Data for the task:
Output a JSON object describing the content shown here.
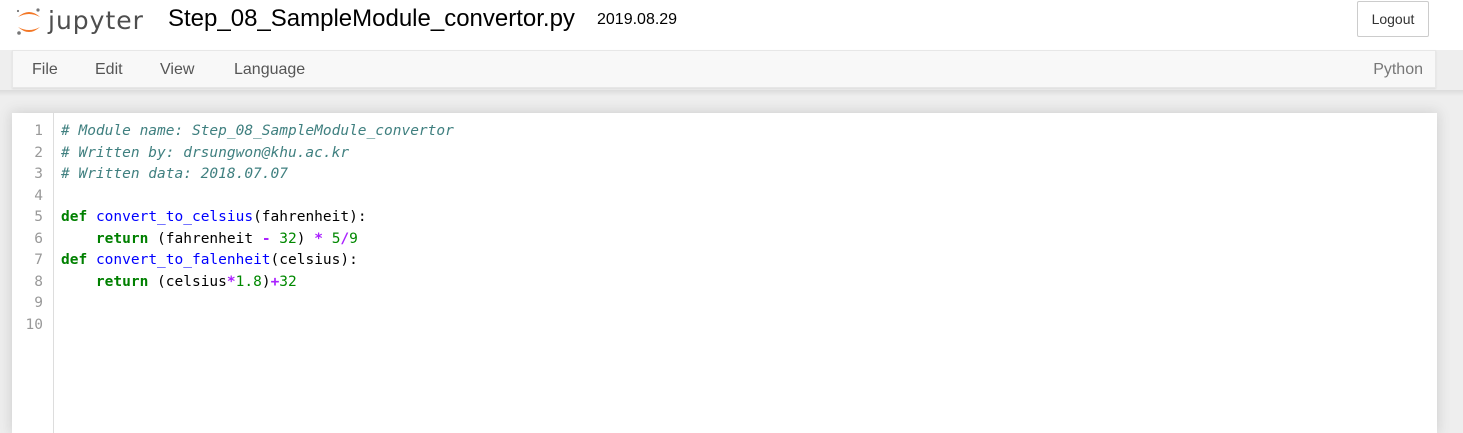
{
  "app": {
    "logo_text": "jupyter",
    "logo_icon": "jupyter-logo-icon",
    "notebook_title": "Step_08_SampleModule_convertor.py",
    "save_date": "2019.08.29",
    "logout_label": "Logout"
  },
  "menu": {
    "items": [
      "File",
      "Edit",
      "View",
      "Language"
    ],
    "mode": "Python"
  },
  "editor": {
    "line_numbers": [
      "1",
      "2",
      "3",
      "4",
      "5",
      "6",
      "7",
      "8",
      "9",
      "10"
    ],
    "lines": [
      [
        {
          "t": "comment",
          "v": "# Module name: Step_08_SampleModule_convertor"
        }
      ],
      [
        {
          "t": "comment",
          "v": "# Written by: drsungwon@khu.ac.kr"
        }
      ],
      [
        {
          "t": "comment",
          "v": "# Written data: 2018.07.07"
        }
      ],
      [],
      [
        {
          "t": "keyword",
          "v": "def"
        },
        {
          "t": "plain",
          "v": " "
        },
        {
          "t": "def",
          "v": "convert_to_celsius"
        },
        {
          "t": "plain",
          "v": "(fahrenheit):"
        }
      ],
      [
        {
          "t": "plain",
          "v": "    "
        },
        {
          "t": "keyword",
          "v": "return"
        },
        {
          "t": "plain",
          "v": " (fahrenheit "
        },
        {
          "t": "operator",
          "v": "-"
        },
        {
          "t": "plain",
          "v": " "
        },
        {
          "t": "number",
          "v": "32"
        },
        {
          "t": "plain",
          "v": ") "
        },
        {
          "t": "operator",
          "v": "*"
        },
        {
          "t": "plain",
          "v": " "
        },
        {
          "t": "number",
          "v": "5"
        },
        {
          "t": "operator",
          "v": "/"
        },
        {
          "t": "number",
          "v": "9"
        }
      ],
      [
        {
          "t": "keyword",
          "v": "def"
        },
        {
          "t": "plain",
          "v": " "
        },
        {
          "t": "def",
          "v": "convert_to_falenheit"
        },
        {
          "t": "plain",
          "v": "(celsius):"
        }
      ],
      [
        {
          "t": "plain",
          "v": "    "
        },
        {
          "t": "keyword",
          "v": "return"
        },
        {
          "t": "plain",
          "v": " (celsius"
        },
        {
          "t": "operator",
          "v": "*"
        },
        {
          "t": "number",
          "v": "1.8"
        },
        {
          "t": "plain",
          "v": ")"
        },
        {
          "t": "operator",
          "v": "+"
        },
        {
          "t": "number",
          "v": "32"
        }
      ],
      [],
      []
    ]
  },
  "colors": {
    "logo_orange": "#f37726",
    "comment": "#408080",
    "keyword": "#008000",
    "function_name": "#0000ff",
    "number": "#008800",
    "operator": "#aa22ff"
  }
}
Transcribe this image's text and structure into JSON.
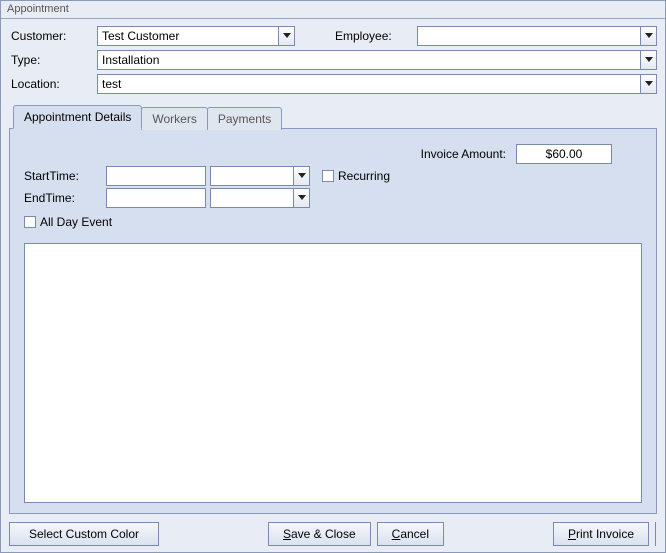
{
  "window": {
    "title": "Appointment"
  },
  "header": {
    "customer_label": "Customer:",
    "customer_value": "Test Customer",
    "employee_label": "Employee:",
    "employee_value": "",
    "type_label": "Type:",
    "type_value": "Installation",
    "location_label": "Location:",
    "location_value": "test"
  },
  "tabs": {
    "details": "Appointment Details",
    "workers": "Workers",
    "payments": "Payments"
  },
  "details": {
    "invoice_amount_label": "Invoice Amount:",
    "invoice_amount_value": "$60.00",
    "start_label": "StartTime:",
    "start_date": "",
    "start_time": "",
    "end_label": "EndTime:",
    "end_date": "",
    "end_time": "",
    "recurring_label": "Recurring",
    "all_day_label": "All Day Event",
    "notes": ""
  },
  "footer": {
    "select_color": "Select Custom Color",
    "save_prefix": "S",
    "save_suffix": "ave & Close",
    "cancel_prefix": "C",
    "cancel_suffix": "ancel",
    "print_prefix": "P",
    "print_suffix": "rint Invoice"
  }
}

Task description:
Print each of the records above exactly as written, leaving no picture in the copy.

Finished task:
Output a JSON object describing the content shown here.
{
  "app": {
    "logo_text": "jupyter",
    "logo_icon": "jupyter-logo-icon",
    "notebook_title": "Step_08_SampleModule_convertor.py",
    "save_date": "2019.08.29",
    "logout_label": "Logout"
  },
  "menu": {
    "items": [
      "File",
      "Edit",
      "View",
      "Language"
    ],
    "mode": "Python"
  },
  "editor": {
    "line_numbers": [
      "1",
      "2",
      "3",
      "4",
      "5",
      "6",
      "7",
      "8",
      "9",
      "10"
    ],
    "lines": [
      [
        {
          "t": "comment",
          "v": "# Module name: Step_08_SampleModule_convertor"
        }
      ],
      [
        {
          "t": "comment",
          "v": "# Written by: drsungwon@khu.ac.kr"
        }
      ],
      [
        {
          "t": "comment",
          "v": "# Written data: 2018.07.07"
        }
      ],
      [],
      [
        {
          "t": "keyword",
          "v": "def"
        },
        {
          "t": "plain",
          "v": " "
        },
        {
          "t": "def",
          "v": "convert_to_celsius"
        },
        {
          "t": "plain",
          "v": "(fahrenheit):"
        }
      ],
      [
        {
          "t": "plain",
          "v": "    "
        },
        {
          "t": "keyword",
          "v": "return"
        },
        {
          "t": "plain",
          "v": " (fahrenheit "
        },
        {
          "t": "operator",
          "v": "-"
        },
        {
          "t": "plain",
          "v": " "
        },
        {
          "t": "number",
          "v": "32"
        },
        {
          "t": "plain",
          "v": ") "
        },
        {
          "t": "operator",
          "v": "*"
        },
        {
          "t": "plain",
          "v": " "
        },
        {
          "t": "number",
          "v": "5"
        },
        {
          "t": "operator",
          "v": "/"
        },
        {
          "t": "number",
          "v": "9"
        }
      ],
      [
        {
          "t": "keyword",
          "v": "def"
        },
        {
          "t": "plain",
          "v": " "
        },
        {
          "t": "def",
          "v": "convert_to_falenheit"
        },
        {
          "t": "plain",
          "v": "(celsius):"
        }
      ],
      [
        {
          "t": "plain",
          "v": "    "
        },
        {
          "t": "keyword",
          "v": "return"
        },
        {
          "t": "plain",
          "v": " (celsius"
        },
        {
          "t": "operator",
          "v": "*"
        },
        {
          "t": "number",
          "v": "1.8"
        },
        {
          "t": "plain",
          "v": ")"
        },
        {
          "t": "operator",
          "v": "+"
        },
        {
          "t": "number",
          "v": "32"
        }
      ],
      [],
      []
    ]
  },
  "colors": {
    "logo_orange": "#f37726",
    "comment": "#408080",
    "keyword": "#008000",
    "function_name": "#0000ff",
    "number": "#008800",
    "operator": "#aa22ff"
  }
}
Transcribe this image's text and structure into JSON.
{
  "window": {
    "title": "Appointment"
  },
  "header": {
    "customer_label": "Customer:",
    "customer_value": "Test Customer",
    "employee_label": "Employee:",
    "employee_value": "",
    "type_label": "Type:",
    "type_value": "Installation",
    "location_label": "Location:",
    "location_value": "test"
  },
  "tabs": {
    "details": "Appointment Details",
    "workers": "Workers",
    "payments": "Payments"
  },
  "details": {
    "invoice_amount_label": "Invoice Amount:",
    "invoice_amount_value": "$60.00",
    "start_label": "StartTime:",
    "start_date": "",
    "start_time": "",
    "end_label": "EndTime:",
    "end_date": "",
    "end_time": "",
    "recurring_label": "Recurring",
    "all_day_label": "All Day Event",
    "notes": ""
  },
  "footer": {
    "select_color": "Select Custom Color",
    "save_prefix": "S",
    "save_suffix": "ave & Close",
    "cancel_prefix": "C",
    "cancel_suffix": "ancel",
    "print_prefix": "P",
    "print_suffix": "rint Invoice"
  }
}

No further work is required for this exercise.